With summer weather* and high-powered Macs comes the inevitable: heat. Your Mac should be able to manage that heat with its own fans, but sometimes a little tweaking can help considerably.
There are lots of variables when it comes to managing heat in modern, high-powered Macs with Intel Core i5 and i7 processors. The Energy Saver settings, the workload on the Mac, say, with heavy video processing, and the ambient conditions are a few. Some household rooms are not well ventilated, and sometimes the Mac is put to work in a place that has some summer sun and not a lot of cooling.
Our Macs have temperature sensors and fans, and Mac OS X is designed to kick those fans on when needed. But those fans are also designed to run quietly, and that means low RPMs, perhaps in 1,000 RPM range. You may net even be able to hear your Mac’s fan running that that speed. However, there may be times when you just need a little extra fan speed — something you can hear and offers warm (no pun) fuzzies.
smcFanControl is an app that’s designed to give you that little bit of extra manual control for judicious use. It’s an app, but its user interface is restricted to the Mac OS X Menubar for ease of access and a good user experience. Here’s how it looks on an older MacBook Pro:
Note that it sees the two fans, left and right. You can check the sync box to slave the sliders. You can control the display of the temperature and fan RPMs in the popup, and even change the color of the text in the Menubar. By bumping up the minimum RPM a few hundred RPM, you may get just what you need. Other settings allow you to create a named setting based on the power source. That’s what the “+” does in the upper right corner. In this app, nothing is altered until you click the “save” button at the bottom. For safety, all settings return to the default when the Mac is restarted.
It really is a nifty app because you can monitor the temperature of your Mac’s insides with just a glance at the Menubar.

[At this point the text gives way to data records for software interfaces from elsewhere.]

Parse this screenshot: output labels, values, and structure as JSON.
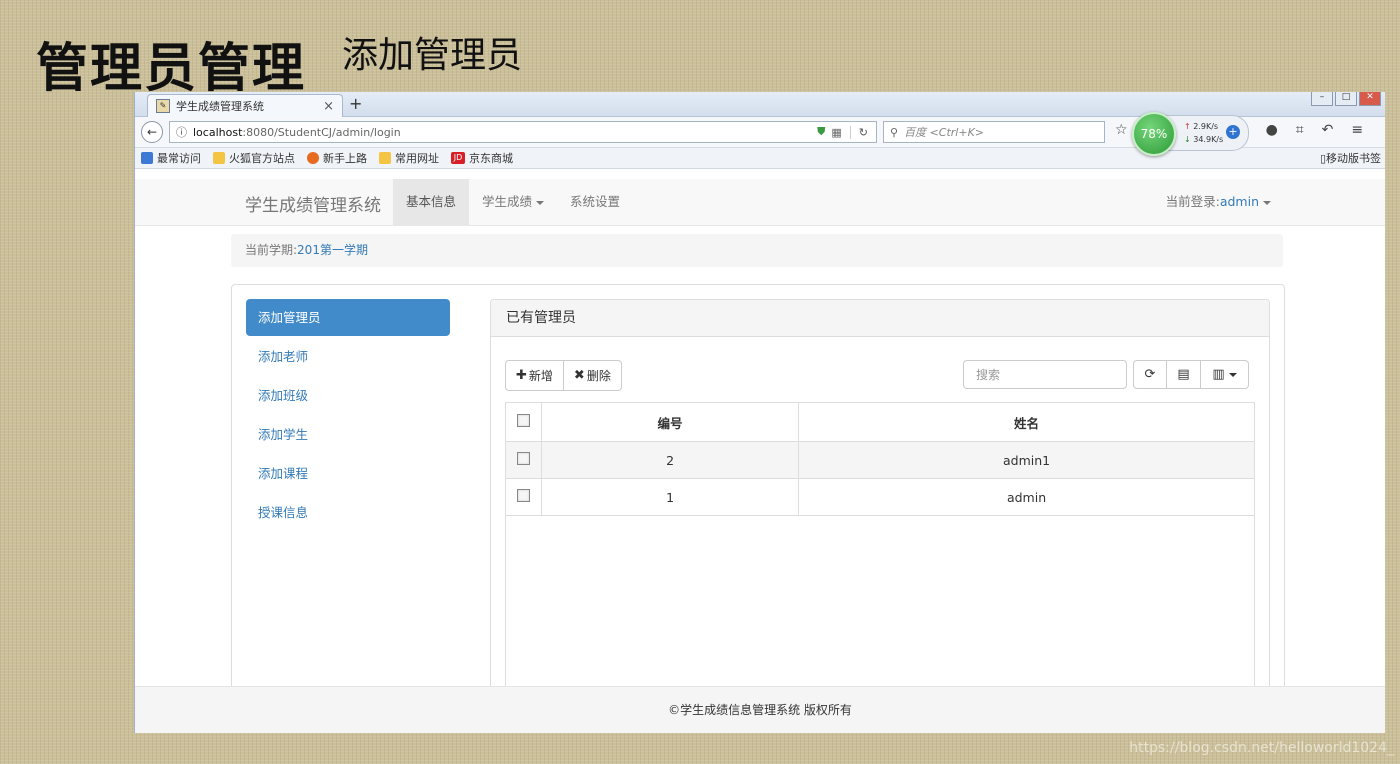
{
  "slide": {
    "title": "管理员管理",
    "subtitle": "添加管理员"
  },
  "browser": {
    "tab_title": "学生成绩管理系统",
    "tab_close": "×",
    "new_tab": "+",
    "url_host": "localhost",
    "url_path": ":8080/StudentCJ/admin/login",
    "search_placeholder": "百度 <Ctrl+K>",
    "speed": {
      "percent": "78%",
      "up": "2.9K/s",
      "down": "34.9K/s"
    },
    "bookmarks": [
      "最常访问",
      "火狐官方站点",
      "新手上路",
      "常用网址",
      "京东商城"
    ],
    "bookmark_right": "移动版书签"
  },
  "app": {
    "brand": "学生成绩管理系统",
    "menu": [
      "基本信息",
      "学生成绩",
      "系统设置"
    ],
    "login_label": "当前登录:",
    "login_user": "admin",
    "term_label": "当前学期:",
    "term_value": "201第一学期",
    "sidebar": [
      "添加管理员",
      "添加老师",
      "添加班级",
      "添加学生",
      "添加课程",
      "授课信息"
    ],
    "panel_title": "已有管理员",
    "btn_add": "新增",
    "btn_delete": "删除",
    "search_placeholder": "搜索",
    "table": {
      "headers": [
        "编号",
        "姓名"
      ],
      "rows": [
        {
          "id": "2",
          "name": "admin1"
        },
        {
          "id": "1",
          "name": "admin"
        }
      ]
    },
    "footer": "©学生成绩信息管理系统 版权所有"
  },
  "watermark": "https://blog.csdn.net/helloworld1024_"
}
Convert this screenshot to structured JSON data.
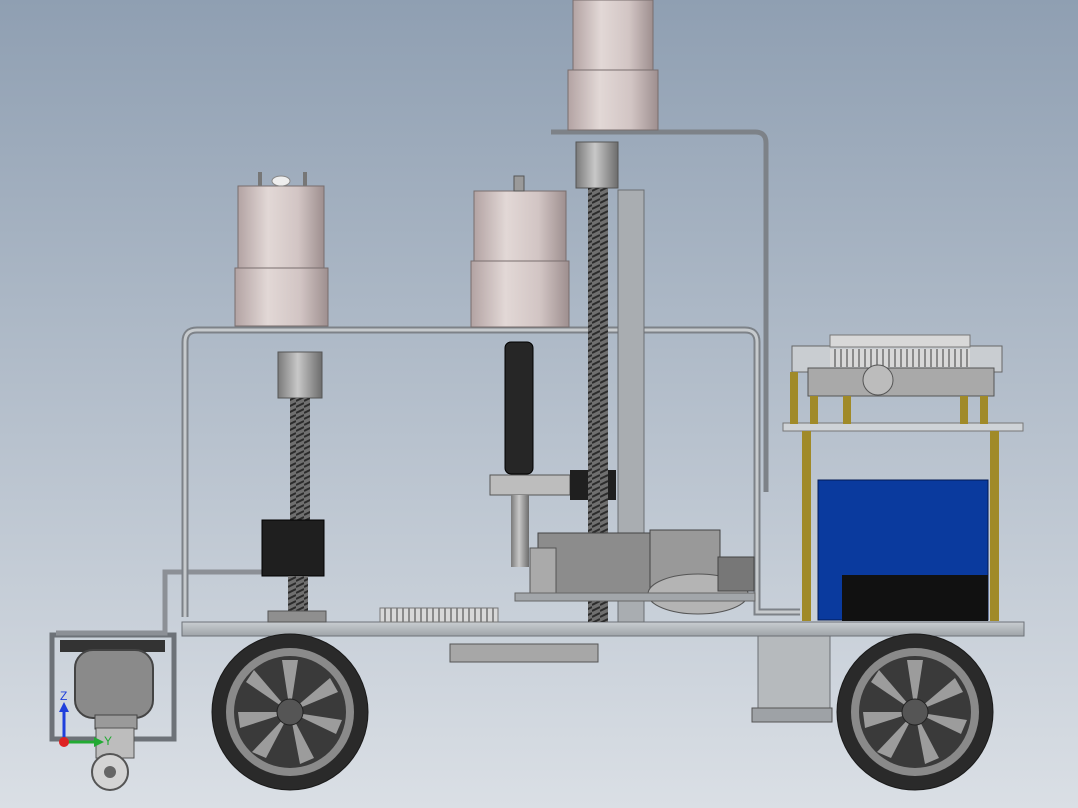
{
  "viewport": {
    "background_top": "#8f9fb2",
    "background_bottom": "#dadfe5"
  },
  "triad": {
    "z_label": "Z",
    "y_label": "Y",
    "z_color": "#1f3fdc",
    "y_color": "#22aa33",
    "x_color": "#dd2222"
  },
  "colors": {
    "motor_body": "#d6cbcb",
    "frame_steel": "#b0b4b8",
    "dark_block": "#1e1e1e",
    "battery_blue": "#0a3a9e",
    "brass_post": "#a08a28",
    "tire": "#2a2a2a",
    "rim": "#8a8a8a"
  }
}
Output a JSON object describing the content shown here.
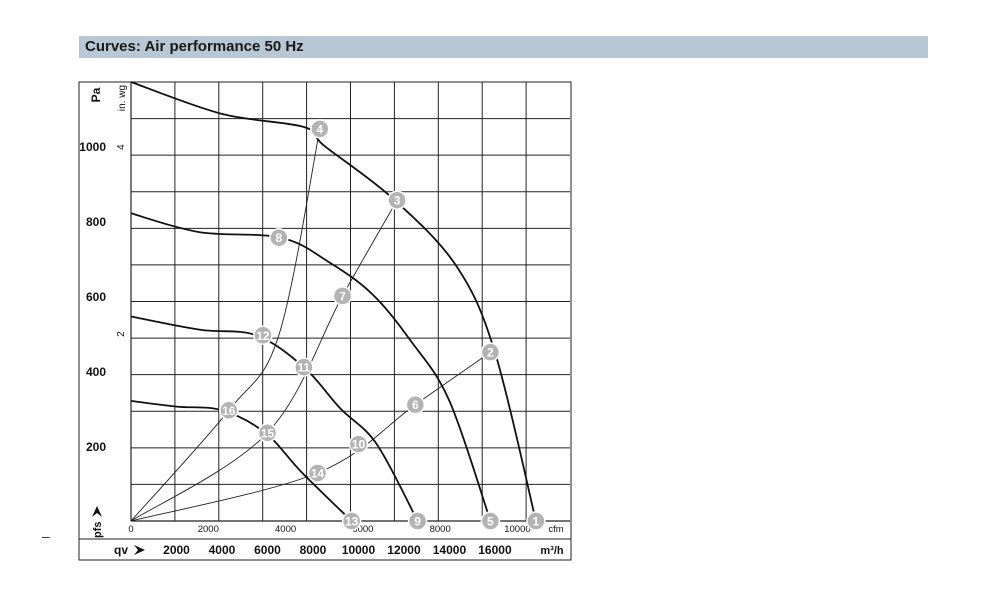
{
  "header": {
    "title": "Curves: Air performance 50 Hz"
  },
  "decor": {
    "dash": "–"
  },
  "chart_data": {
    "type": "line",
    "title": "Curves: Air performance 50 Hz",
    "y_primary": {
      "unit": "Pa",
      "ticks": [
        200,
        400,
        600,
        800,
        1000
      ],
      "range": [
        0,
        1170
      ]
    },
    "y_secondary": {
      "unit": "in. wg",
      "ticks": [
        2,
        4
      ]
    },
    "x_primary": {
      "unit": "cfm",
      "ticks": [
        0,
        2000,
        4000,
        6000,
        8000,
        10000
      ]
    },
    "x_secondary": {
      "prefix": "qv",
      "unit": "m³/h",
      "ticks": [
        2000,
        4000,
        6000,
        8000,
        10000,
        12000,
        14000,
        16000
      ],
      "range": [
        0,
        19300
      ]
    },
    "pressure_label": "pfs",
    "grid": true,
    "series": [
      {
        "x": [
          0,
          4000,
          7600,
          8500,
          11500,
          14300,
          16000,
          17800
        ],
        "y": [
          1170,
          1085,
          1050,
          1000,
          860,
          680,
          450,
          0
        ]
      },
      {
        "x": [
          0,
          3000,
          6600,
          8700,
          10600,
          12300,
          14000,
          15800
        ],
        "y": [
          820,
          770,
          755,
          690,
          605,
          480,
          320,
          0
        ]
      },
      {
        "x": [
          0,
          3000,
          5500,
          7600,
          9200,
          10800,
          12600
        ],
        "y": [
          545,
          510,
          495,
          410,
          300,
          205,
          0
        ]
      },
      {
        "x": [
          0,
          2000,
          4000,
          5900,
          7500,
          9700
        ],
        "y": [
          320,
          305,
          295,
          235,
          130,
          0
        ]
      }
    ],
    "system_curves": [
      {
        "x": [
          0,
          4300,
          6500,
          8300
        ],
        "y": [
          0,
          295,
          495,
          1045
        ]
      },
      {
        "x": [
          0,
          6000,
          9300,
          11700
        ],
        "y": [
          0,
          235,
          600,
          855
        ]
      },
      {
        "x": [
          0,
          8200,
          12500,
          15800
        ],
        "y": [
          0,
          128,
          310,
          450
        ]
      }
    ],
    "operating_points": [
      {
        "label": "1",
        "x": 17800,
        "y": 0
      },
      {
        "label": "2",
        "x": 15800,
        "y": 450
      },
      {
        "label": "3",
        "x": 11700,
        "y": 855
      },
      {
        "label": "4",
        "x": 8300,
        "y": 1045
      },
      {
        "label": "5",
        "x": 15800,
        "y": 0
      },
      {
        "label": "6",
        "x": 12500,
        "y": 310
      },
      {
        "label": "7",
        "x": 9300,
        "y": 600
      },
      {
        "label": "8",
        "x": 6500,
        "y": 755
      },
      {
        "label": "9",
        "x": 12600,
        "y": 0
      },
      {
        "label": "10",
        "x": 10000,
        "y": 205
      },
      {
        "label": "11",
        "x": 7600,
        "y": 410
      },
      {
        "label": "12",
        "x": 5800,
        "y": 495
      },
      {
        "label": "13",
        "x": 9700,
        "y": 0
      },
      {
        "label": "14",
        "x": 8200,
        "y": 128
      },
      {
        "label": "15",
        "x": 6000,
        "y": 235
      },
      {
        "label": "16",
        "x": 4300,
        "y": 295
      }
    ]
  }
}
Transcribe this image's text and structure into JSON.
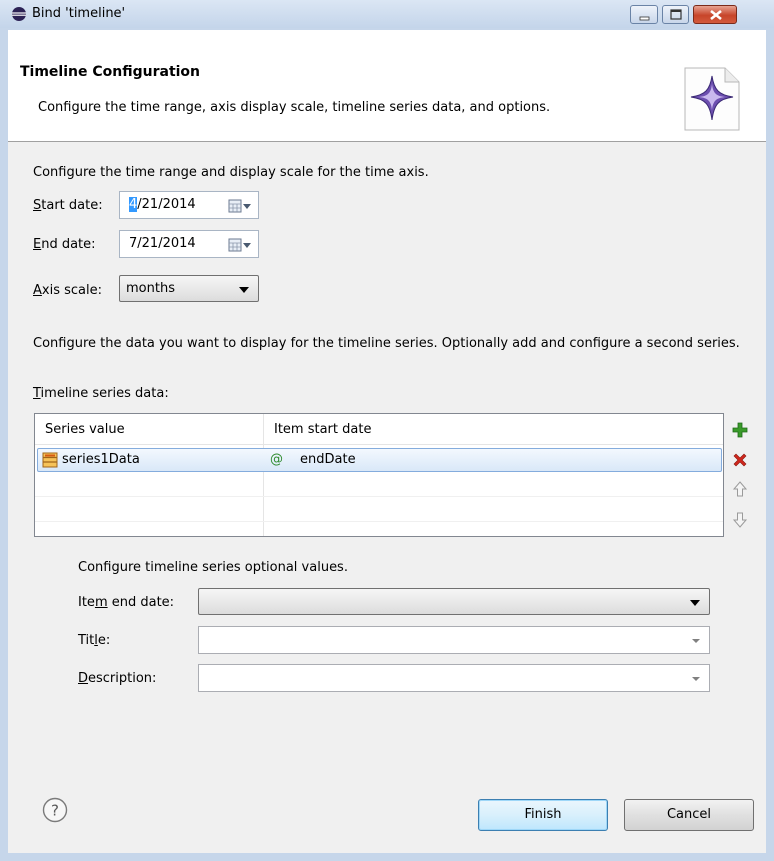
{
  "window": {
    "title": "Bind 'timeline'"
  },
  "header": {
    "title": "Timeline Configuration",
    "description": "Configure the time range, axis display scale, timeline series data, and options."
  },
  "time_section": {
    "intro": "Configure the time range and display scale for the time axis.",
    "start_date": {
      "mnemonic": "S",
      "label_rest": "tart date:",
      "value_selected": "4",
      "value_rest": "/21/2014"
    },
    "end_date": {
      "mnemonic": "E",
      "label_rest": "nd date:",
      "value": "7/21/2014"
    },
    "axis_scale": {
      "mnemonic": "A",
      "label_rest": "xis scale:",
      "value": "months"
    }
  },
  "series_section": {
    "intro": "Configure the data you want to display for the timeline series. Optionally add and configure a second series.",
    "table_label_mnemonic": "T",
    "table_label_rest": "imeline series data:",
    "columns": [
      "Series value",
      "Item start date"
    ],
    "rows": [
      {
        "series_value": "series1Data",
        "item_start_date": "endDate",
        "date_prefix": "@"
      }
    ]
  },
  "optional_section": {
    "intro": "Configure timeline series optional values.",
    "item_end_date": {
      "pre": "Ite",
      "mnemonic": "m",
      "post": " end date:",
      "value": ""
    },
    "title": {
      "pre": "Tit",
      "mnemonic": "l",
      "post": "e:",
      "value": ""
    },
    "description": {
      "pre": "",
      "mnemonic": "D",
      "post": "escription:",
      "value": ""
    }
  },
  "buttons": {
    "finish": "Finish",
    "cancel": "Cancel"
  },
  "icons": {
    "app": "eclipse-icon",
    "add": "add-icon",
    "remove": "remove-icon",
    "up": "move-up-icon",
    "down": "move-down-icon",
    "help": "help-icon"
  },
  "colors": {
    "selection": "#3399ff",
    "add": "#3a9a2a",
    "remove": "#d0281e"
  }
}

Here’s how it looks on an iMac.
Note that, in the case, it sees three fans: the optical disc drive (ODD), the hard disk drive (HDD) and the CPU. It doesn’t make sense, here, to slave the sliders because you probably don’t want to or need to change the ODD default setting — considering how seldom we use our DVD drives.
This app will require an administrative password. That’s because, by the design of the Mac OS X kernel, an admin password is required to access hardware. The author explains all that in the excellent FAQ.
Some may have the view that it’s unwise to get carried away with an app like this, and they’re right. Excessive driving of the fans could bring them to early failure, and there are always lingering concerns about voiding the Apple warranty. However, in an inspection of the Apple forums, I didn’t see that anyone had that problem with this app.
A judicious, careful use of this app is called for. One can sense, by feeling the air coming out of a desktop Mac’s vent whether the machine is running warm or scorching hot. The same can be said for a MacBook resting on one’s lap. If you suspect that the Mac needs just a little prodding for a short time, that’s fine. But it doesn’t seem wise to crank up the RPM by thousands and forget about it.
With careful use, this app can get you through those 100 degree sumer days and take some of the load off your Mac, especially if you have some intensive processing to do for awhile. Finally, that little bit of extra cooling could avert an expensive hardware failure if, for some reason, the Mac’s cooling system just isn’t doing a great job.
* At least for those of us in the northern hemisphere.